These expenses can include buying costs, such as solicitors’ fees and stamp duty, and – less relevant to you – selling costs, such as estate agents’ fees and legal expenses. You can also deduct the cost of any improvement works which have increased the final value, such as adding an extension. This doesn’t include maintenance or decorating costs.
Bear in mind that you might pay different rates of CGT on different portions of the gain. For example, if your annual income is £40,270, you’ll pay 18 per cent on the first £10,000 of the gain, taking you up to the higher-rate income tax threshold of £50,270 (different thresholds apply in Scotland). You’ll then pay the higher rate of CGT (28 per cent) on the remainder.
You’ll also need to deduct your annual CGT allowance – the amount you can earn in profits before you start paying tax.
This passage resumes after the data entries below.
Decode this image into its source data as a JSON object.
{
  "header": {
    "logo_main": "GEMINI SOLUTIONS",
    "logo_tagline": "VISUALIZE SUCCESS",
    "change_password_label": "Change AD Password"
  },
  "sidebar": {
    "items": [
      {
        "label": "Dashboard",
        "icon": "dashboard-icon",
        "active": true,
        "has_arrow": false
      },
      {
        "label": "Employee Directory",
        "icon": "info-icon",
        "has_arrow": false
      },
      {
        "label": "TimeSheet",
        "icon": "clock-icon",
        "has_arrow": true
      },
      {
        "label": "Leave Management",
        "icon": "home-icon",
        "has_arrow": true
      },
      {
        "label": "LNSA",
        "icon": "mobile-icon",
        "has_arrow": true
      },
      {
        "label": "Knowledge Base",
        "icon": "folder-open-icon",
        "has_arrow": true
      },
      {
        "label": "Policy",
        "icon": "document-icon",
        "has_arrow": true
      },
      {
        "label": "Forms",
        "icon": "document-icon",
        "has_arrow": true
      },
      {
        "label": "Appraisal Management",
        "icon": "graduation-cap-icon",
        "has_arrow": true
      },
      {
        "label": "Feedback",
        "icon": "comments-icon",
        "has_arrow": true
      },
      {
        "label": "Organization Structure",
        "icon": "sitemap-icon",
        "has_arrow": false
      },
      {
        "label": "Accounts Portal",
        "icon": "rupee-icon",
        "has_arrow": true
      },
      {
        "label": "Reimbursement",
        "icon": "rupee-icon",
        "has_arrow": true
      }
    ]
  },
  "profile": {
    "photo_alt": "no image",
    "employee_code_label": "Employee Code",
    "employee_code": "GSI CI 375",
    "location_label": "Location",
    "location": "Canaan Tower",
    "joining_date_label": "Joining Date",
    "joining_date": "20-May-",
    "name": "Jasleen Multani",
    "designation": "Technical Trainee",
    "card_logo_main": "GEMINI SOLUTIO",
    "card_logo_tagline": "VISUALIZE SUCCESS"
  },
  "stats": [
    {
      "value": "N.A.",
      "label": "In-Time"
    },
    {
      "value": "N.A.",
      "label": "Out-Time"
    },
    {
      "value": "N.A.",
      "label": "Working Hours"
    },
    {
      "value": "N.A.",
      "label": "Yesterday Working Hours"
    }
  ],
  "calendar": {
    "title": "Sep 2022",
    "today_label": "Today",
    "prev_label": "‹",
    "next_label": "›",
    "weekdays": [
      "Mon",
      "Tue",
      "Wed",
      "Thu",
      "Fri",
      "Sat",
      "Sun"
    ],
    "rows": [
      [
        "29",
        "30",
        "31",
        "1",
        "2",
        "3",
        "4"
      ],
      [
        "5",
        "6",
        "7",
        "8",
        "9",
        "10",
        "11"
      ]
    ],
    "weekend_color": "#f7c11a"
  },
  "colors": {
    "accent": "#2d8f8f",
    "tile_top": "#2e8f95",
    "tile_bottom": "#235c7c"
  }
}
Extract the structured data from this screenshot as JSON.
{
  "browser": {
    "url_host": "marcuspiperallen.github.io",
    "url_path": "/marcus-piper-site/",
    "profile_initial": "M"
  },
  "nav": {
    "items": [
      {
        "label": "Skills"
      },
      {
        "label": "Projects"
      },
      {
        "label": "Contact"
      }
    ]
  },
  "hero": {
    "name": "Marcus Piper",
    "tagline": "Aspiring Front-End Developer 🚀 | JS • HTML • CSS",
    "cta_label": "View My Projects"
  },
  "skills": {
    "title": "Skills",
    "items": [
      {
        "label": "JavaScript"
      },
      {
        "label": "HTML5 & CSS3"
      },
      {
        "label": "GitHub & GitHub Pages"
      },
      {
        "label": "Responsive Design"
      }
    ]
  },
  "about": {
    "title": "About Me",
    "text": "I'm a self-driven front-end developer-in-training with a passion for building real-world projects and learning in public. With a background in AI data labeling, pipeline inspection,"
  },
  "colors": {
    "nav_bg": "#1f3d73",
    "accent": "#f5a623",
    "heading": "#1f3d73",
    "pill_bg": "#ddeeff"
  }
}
This is worth £12,300 per person, so you and your wife will benefit from a total allowance of £24,600 (assuming you haven’t already used some or all of it).
Where CGT is payable on property, there’s a deadline of 30 days from the date of the sale (or transfer in your case) to report and pay the tax.
While HMRC will treat the gifted property as if you had sold it for market value, the good news is that your son won’t have to pay any stamp duty – as long as no money changes hands and it is an outright gift.
Gifting the property to your son and taking the CGT hit now has another potential upside from a tax point of view: it will reduce the value of your estate, and therefore the inheritance tax bill that might be due after you die (assuming your overall estate exceeds the inheritance tax threshold, which stands at £325,000 – or £500,000 if your main home is being inherited by children or grandchildren). The headline rate of inheritance tax is 40 per cent – considerably more than CGT.
If you live for seven years after making a gift it will fall out of your estate altogether and won’t incur any inheritance tax. Until then, it’ll be treated as a ‘potentially exempt transfer.’ So if you die within seven years, it will be treated as part of your estate and be liable for inheritance tax.
If your potentially exempt transfers are higher than the £325,000 inheritance tax allowance, the rate at which tax is charged goes down based on how many years it’s been since the gift was made – a system known as taper relief. If you made a gift six years before your death, for example, the rate would be reduced to 8 per cent.
In reality, most gifts don’t become taxable because the £325,000 inheritance tax allowance is allocated to gifts made within seven years of the giver’s death before the rest of the estate.